The nature reserve is one of the oldest in the country, having been designated in 1952. It is owned by Natural England and the West Dean Estate. It spans 400 acres of chalk grassland, shrubland and ancient forest, and forms part of a wider Site of Special Scientific Interest (SSSI). The area is rich in birdlife - it's famed for its green woodpeckers, red kites and buzzards - and butterflies, including the beautiful chalkhill blue and common blue.
[Yew tree and its ancient roots in Kingley Vale] As well as woodland containing oak, ash, holly and hawthorn, the reserve is home to a grove of ancient yew trees, which are thought to be the oldest living organisms in the UK. Some are believed to be between 500 to 2,000 years old!
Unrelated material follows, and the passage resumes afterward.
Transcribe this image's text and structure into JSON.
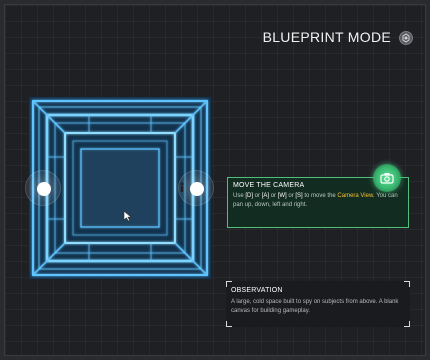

There are several scheduled monuments of great interest and enormous archaeological value on the site, including six Bronze Age burial barrows on Bow Hill and an Iron Age settlement known as Goosehill Camp.
There is a 3.5mile long nature trail that follows numbered posts around the reserve, which takes in some amazing views - including far out to sea over Chichester Harbour - and goes through the yew forest. (You can download a leaflet from the Natural England website.)
To reach the reserve, park in the car park just north of the village of West Stoke and follow the track that leads to the main entrance.
Photograph: Charlotte Dodd/Shutterstock